Folge Micro_Tech_Lab auf Facebook Folge Micro_Tech_Lab auf Twitter change language  change language  change language  change language  475

Test: The new Canon DSLR EOS 1300D – a “microscope camera” with an unbeatable price/performance ratio and excellent features for photomicrography applications

With its EOS 1300D, Canon has launched another great camera in the lower-range price segment. Given that the predecessor to the EOS 1300D, the EOS 1200D, performed exceptionally well when we tested it at the microscope, we couldn’t wait to see how its successor would shape up.

One thing is for sure: the EOS 1300D offers an unbeatable price/performance ratio. At EUR 280 and up (without lens), it costs less than many other new DSLR cameras currently on the market. With a weight of 485 grams, the camera body is relatively light and thus also particularly well suited for use on an eyepiece tube, because only the camera body is needed for photomicrography applications.

Image: camera attached to the LM digital adapter for eyepiece tubes with 30 mmm internal diameter

Like its predecessor, the EOS 1300D is solidly built, and its magnification function (+ and - buttons) allows the user to accurately focus the image. The camera is built around the same 18MP APS-C sensor found in the EOS 1200D. Its DIGIC 4+ image processor is capable of shooting at three frames per second. ISO sensitivity can be set between 100 and 12,800, which places the camera in the mid-range. There is no in-camera HDR.

The EOS 1300D supports all basic functions that are essential for photomicrography: manual ISO adjustment, deactivating auto shut-off and, of course, working with the reliable Canon Utility software. Canon Utility is a powerful, stable-functioning and easy to use camera software, which is included free of charge with Canon cameras. We have been working with Canon Utility for a long time and are very satisfied with the results.

   

In combination with a polarisation microscope and our LM widefield adapter, we could make this beautiful picture of a plastic straightedge:

 

plastic ruler wideflield adapter

 

The camera’s only disappointment is its screen: it is a fixed, 7.5 cm panel and cannot be tilted or articulated.

However, if the camera is controlled remotely from the PC or Mac using the Canon Utility software with Live Image, a vari-angle screen is not even needed. The images captured can be saved directly to the PC.
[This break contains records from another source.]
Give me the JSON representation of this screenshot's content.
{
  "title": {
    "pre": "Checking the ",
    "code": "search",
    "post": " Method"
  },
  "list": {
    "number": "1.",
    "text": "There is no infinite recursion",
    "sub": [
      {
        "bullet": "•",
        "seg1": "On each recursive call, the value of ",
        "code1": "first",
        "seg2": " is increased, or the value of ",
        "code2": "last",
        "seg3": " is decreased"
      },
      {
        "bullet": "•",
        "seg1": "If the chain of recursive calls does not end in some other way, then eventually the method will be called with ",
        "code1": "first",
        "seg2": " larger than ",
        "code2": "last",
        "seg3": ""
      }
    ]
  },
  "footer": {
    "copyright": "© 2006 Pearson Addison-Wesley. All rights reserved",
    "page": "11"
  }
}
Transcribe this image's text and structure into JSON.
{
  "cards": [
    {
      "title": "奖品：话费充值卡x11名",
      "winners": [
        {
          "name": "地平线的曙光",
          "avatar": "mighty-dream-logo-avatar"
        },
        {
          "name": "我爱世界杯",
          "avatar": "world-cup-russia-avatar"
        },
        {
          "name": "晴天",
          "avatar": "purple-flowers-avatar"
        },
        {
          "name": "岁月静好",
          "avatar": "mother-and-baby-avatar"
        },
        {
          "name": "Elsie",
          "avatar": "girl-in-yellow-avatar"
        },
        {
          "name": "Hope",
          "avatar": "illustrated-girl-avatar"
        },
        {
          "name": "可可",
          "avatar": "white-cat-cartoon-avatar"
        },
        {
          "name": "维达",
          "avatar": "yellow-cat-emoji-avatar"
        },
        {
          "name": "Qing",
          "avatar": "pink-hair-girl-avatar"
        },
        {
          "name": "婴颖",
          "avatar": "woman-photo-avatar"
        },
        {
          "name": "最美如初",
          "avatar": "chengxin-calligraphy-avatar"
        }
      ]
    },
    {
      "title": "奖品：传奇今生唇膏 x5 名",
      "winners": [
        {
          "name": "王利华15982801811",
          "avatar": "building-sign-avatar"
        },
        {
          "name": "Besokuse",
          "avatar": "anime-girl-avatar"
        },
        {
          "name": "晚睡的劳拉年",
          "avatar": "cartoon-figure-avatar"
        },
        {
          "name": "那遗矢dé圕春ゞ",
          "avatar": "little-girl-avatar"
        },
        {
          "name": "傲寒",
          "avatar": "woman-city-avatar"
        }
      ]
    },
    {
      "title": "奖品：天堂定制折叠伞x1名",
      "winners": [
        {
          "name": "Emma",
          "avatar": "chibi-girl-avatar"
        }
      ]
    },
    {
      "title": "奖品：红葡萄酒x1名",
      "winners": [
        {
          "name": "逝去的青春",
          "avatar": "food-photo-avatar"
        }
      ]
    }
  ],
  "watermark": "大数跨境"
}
The HDMI mini output (type C) can be used to export the Live View feed to a large HD monitor or projector to focus or discuss the image. Full HD video recording is supported at frame rates of 24.25 or 30 fps.

Thanks to a built-in CPU (central processing unit), automatic exposure control is possible without the original objectives being attached. This is important feature when the camera is used to take photographs through a microscope.

Another enhancement that Canon brought to this price segment is built-in WiFi connectivity, which enables wireless communication with smartphones or tablets. To connect to a camera with WiFi, Canon offers a new and improved app called “Canon Camera Connect”, which cannot only be used to transfer images but also lets the user control many other basic settings (Live View, shutter speed, aperture, ISO, etc.) remotely. The app, which can be downloaded for free, is extremely handy and we are very pleased with it.

We have put this feature to the test and connected the EOS 1300D to an android tablet by Samsung.

The app quickly found the camera and immediately allowed us to adjust a number of settings such as ISO, brightness, etc.

It is also possible to mirror the Live View image, without mirroring the actual photo. This is particularly useful in microscopy if, for example, the phototube delivers a mirrored image via the beam splitter.

Conclusion: The Canon EOS 1300D performs much better than its price would suggest. We even think that it features the same APS-C sensor as in Canon’s higher-priced models, which, unlike the EOS 1300D, offer a much broader palette of features such as HDR, higher ISO speeds or a vari-angle screen. The EOS 1300D also doesn’t support 4K video resolution or fast continuous shooting rates. Nevertheless, it is excellently suited for microscopic applications and we wholeheartedly endorse it for use with a microscope.